Among other disciplines, Honkela’s speech cited machine translation as having significantly increased possibilities for human collaboration and communication over the next 10 years.
Jorg Tiedemann, a professor of language technology at the University of Helsinki agrees, believing that translation technology could drastically reduce language-related discrimination. “Language technology is essential in any concept that concentrates on communication and understanding… using that power for reducing misunderstandings and miscommunication is one of the goals of the Peace Machine.”
Honkela uses the concept of the word ‘fair’ to demonstrate his point about language dissent:
“If we say, for example, ‘This is not fair,’ we think it’s a fact. But actually, what is being meant by ‘fair’? If we take someone in Dubai and someone in Helsinki, or someone in New York and someone in some other place in the world – those people saying ‘fair,’ what they actually mean by that can be quite different.
“We need deep linguistic cognitive and computational work in order to actually reach the meanings of the words that people use.
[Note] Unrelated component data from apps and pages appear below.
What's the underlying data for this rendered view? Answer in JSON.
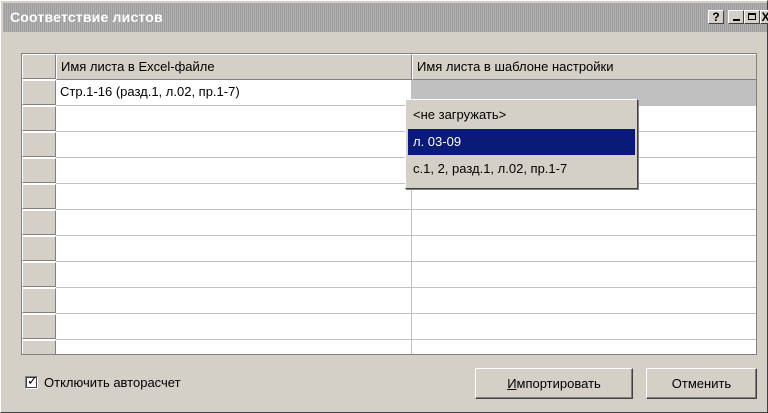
{
  "window": {
    "title": "Соответствие листов",
    "buttons": {
      "help": "?",
      "close": "X"
    }
  },
  "grid": {
    "headers": [
      "Имя листа в Excel-файле",
      "Имя листа в шаблоне настройки"
    ],
    "rows": [
      [
        "Стр.1-16 (разд.1, л.02, пр.1-7)",
        ""
      ],
      [
        "",
        ""
      ],
      [
        "",
        ""
      ],
      [
        "",
        ""
      ],
      [
        "",
        ""
      ],
      [
        "",
        ""
      ],
      [
        "",
        ""
      ],
      [
        "",
        ""
      ],
      [
        "",
        ""
      ],
      [
        "",
        ""
      ],
      [
        "",
        ""
      ]
    ]
  },
  "dropdown": {
    "options": [
      "<не загружать>",
      "л. 03-09",
      "с.1, 2, разд.1, л.02, пр.1-7"
    ],
    "selected_index": 1
  },
  "footer": {
    "checkbox_label": "Отключить авторасчет",
    "checkbox_checked": true,
    "checkbox_mark": "✓",
    "import_accel": "И",
    "import_rest": "мпортировать",
    "cancel_label": "Отменить"
  },
  "colors": {
    "selection": "#0a1a78",
    "face": "#d4d0c8"
  }
}
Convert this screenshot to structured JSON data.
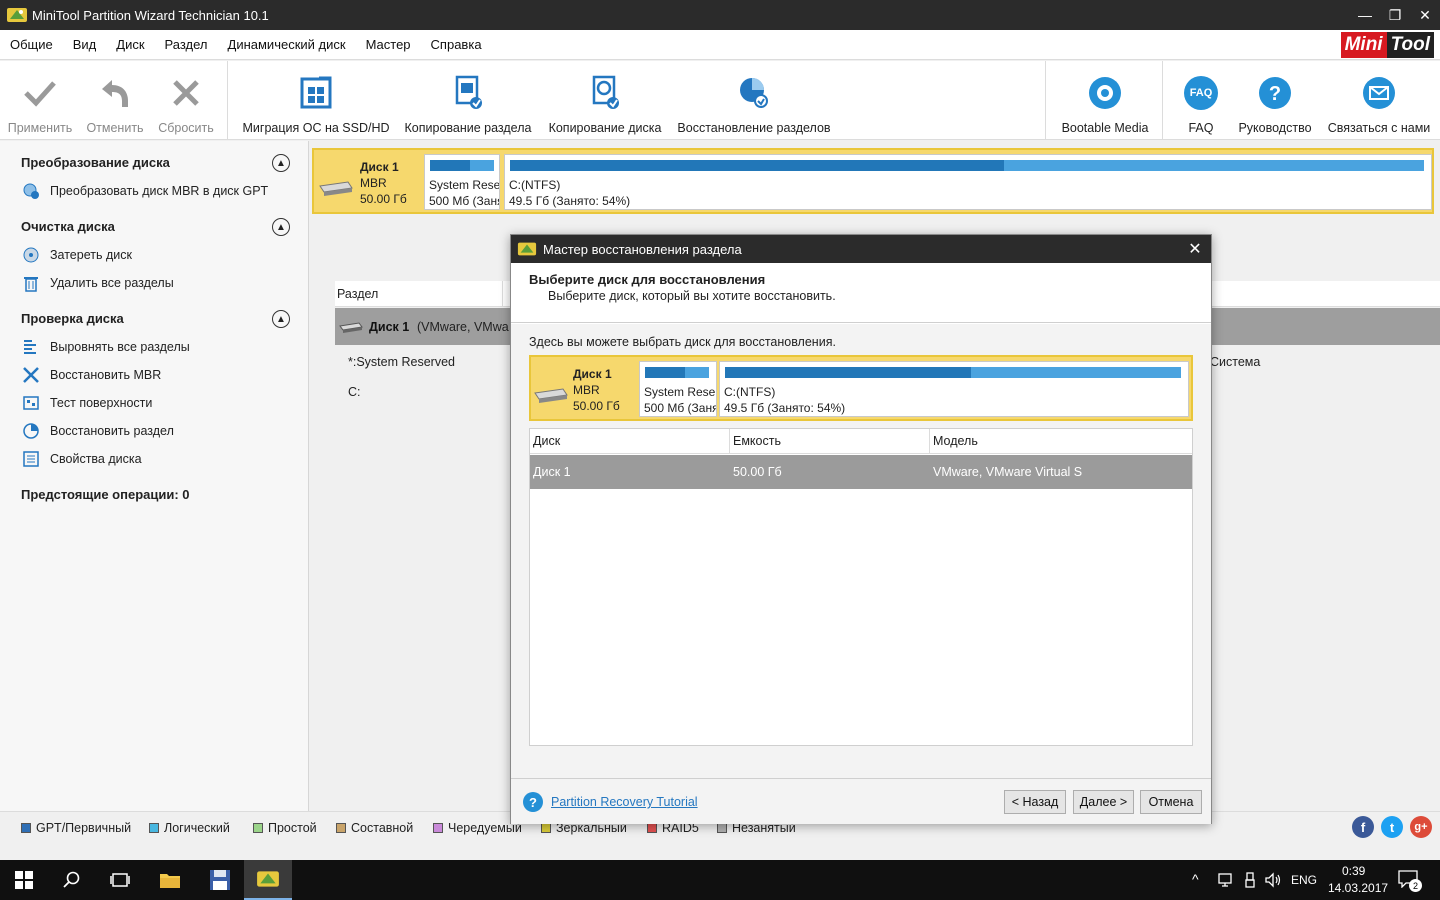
{
  "window": {
    "title": "MiniTool Partition Wizard Technician 10.1",
    "controls": {
      "minimize": "—",
      "maximize": "❐",
      "close": "✕"
    }
  },
  "menu": [
    "Общие",
    "Вид",
    "Диск",
    "Раздел",
    "Динамический диск",
    "Мастер",
    "Справка"
  ],
  "brand": {
    "part1": "Mini",
    "part2": "Tool",
    "colors": {
      "red": "#d71920",
      "dark": "#222222"
    }
  },
  "toolbar": {
    "apply": "Применить",
    "undo": "Отменить",
    "discard": "Сбросить",
    "migrate": "Миграция ОС на SSD/HD",
    "copy_partition": "Копирование раздела",
    "copy_disk": "Копирование диска",
    "recover_partitions": "Восстановление разделов",
    "bootable": "Bootable Media",
    "faq": "FAQ",
    "faq_icon_text": "FAQ",
    "manual": "Руководство",
    "contact": "Связаться с нами"
  },
  "sidebar": {
    "sections": [
      {
        "title": "Преобразование диска",
        "items": [
          "Преобразовать диск MBR в диск GPT"
        ]
      },
      {
        "title": "Очистка диска",
        "items": [
          "Затереть диск",
          "Удалить все разделы"
        ]
      },
      {
        "title": "Проверка диска",
        "items": [
          "Выровнять все разделы",
          "Восстановить MBR",
          "Тест поверхности",
          "Восстановить раздел",
          "Свойства диска"
        ]
      }
    ],
    "pending": "Предстоящие операции: 0"
  },
  "disk_map": {
    "name": "Диск 1",
    "type": "MBR",
    "size": "50.00 Гб",
    "partitions": [
      {
        "label": "System Rese",
        "detail": "500 Мб (Заня",
        "used_fraction": 0.62
      },
      {
        "label": "C:(NTFS)",
        "detail": "49.5 Гб (Занято: 54%)",
        "used_fraction": 0.54
      }
    ]
  },
  "grid": {
    "col_partition": "Раздел",
    "disk_row": "Диск 1",
    "disk_row_detail": "(VMware, VMwa",
    "rows": [
      "*:System Reserved",
      "C:"
    ],
    "right_col_value": "Система"
  },
  "legend": [
    {
      "label": "GPT/Первичный",
      "color": "#2f6fb5"
    },
    {
      "label": "Логический",
      "color": "#49b7e0"
    },
    {
      "label": "Простой",
      "color": "#9bd48a"
    },
    {
      "label": "Составной",
      "color": "#c9a46a"
    },
    {
      "label": "Чередуемый",
      "color": "#c98ad9"
    },
    {
      "label": "Зеркальный",
      "color": "#d9cc3a"
    },
    {
      "label": "RAID5",
      "color": "#e35151"
    },
    {
      "label": "Незанятый",
      "color": "#b0b0b0"
    }
  ],
  "social": {
    "facebook": "f",
    "twitter": "t",
    "gplus": "g+"
  },
  "dialog": {
    "title": "Мастер восстановления раздела",
    "close": "✕",
    "heading": "Выберите диск для восстановления",
    "subheading": "Выберите диск, который вы хотите восстановить.",
    "hint": "Здесь вы можете выбрать диск для восстановления.",
    "disk": {
      "name": "Диск 1",
      "type": "MBR",
      "size": "50.00 Гб",
      "partitions": [
        {
          "label": "System Rese",
          "detail": "500 Мб (Заня",
          "used_fraction": 0.62
        },
        {
          "label": "C:(NTFS)",
          "detail": "49.5 Гб (Занято: 54%)",
          "used_fraction": 0.54
        }
      ]
    },
    "table": {
      "headers": [
        "Диск",
        "Емкость",
        "Модель"
      ],
      "rows": [
        [
          "Диск 1",
          "50.00 Гб",
          "VMware, VMware Virtual S"
        ]
      ]
    },
    "tutorial_link": "Partition Recovery Tutorial",
    "help_icon": "?",
    "buttons": {
      "back": "< Назад",
      "next": "Далее >",
      "cancel": "Отмена"
    }
  },
  "taskbar": {
    "lang": "ENG",
    "time": "0:39",
    "date": "14.03.2017",
    "notifications": "2"
  }
}
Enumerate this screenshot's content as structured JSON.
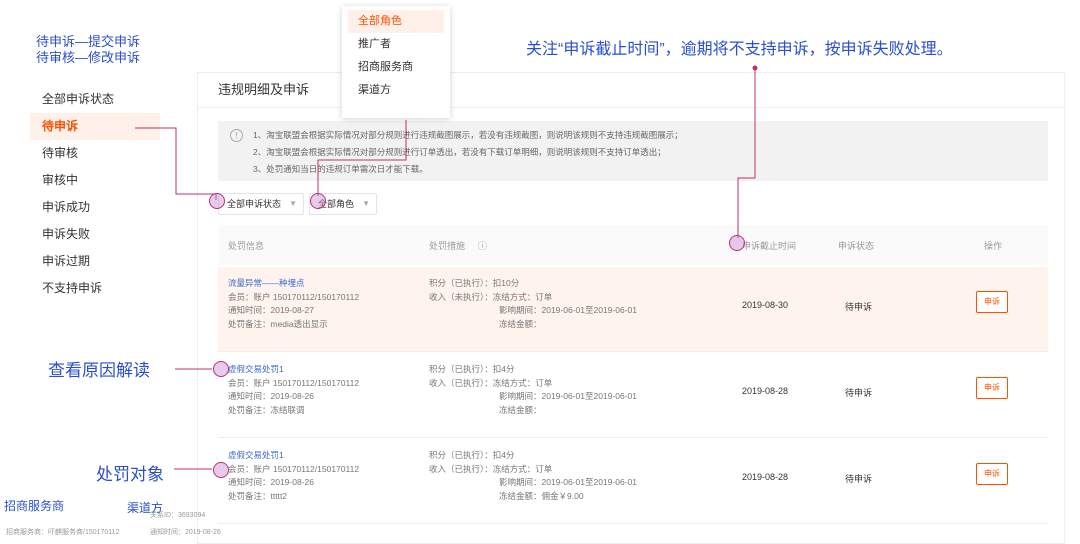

That includes the fact that not only do we have problems in reaching each other in one language, but of course we have some 7,000 or more languages in the world.”
With news this week that Apple’s Siri is to incorporate a language translation feature in iOS11, albeit with slightly less lofty ambitions, it seems that even the world’s biggest technology company is realising that language could be both the problem and the solution to thousands of years of global discord.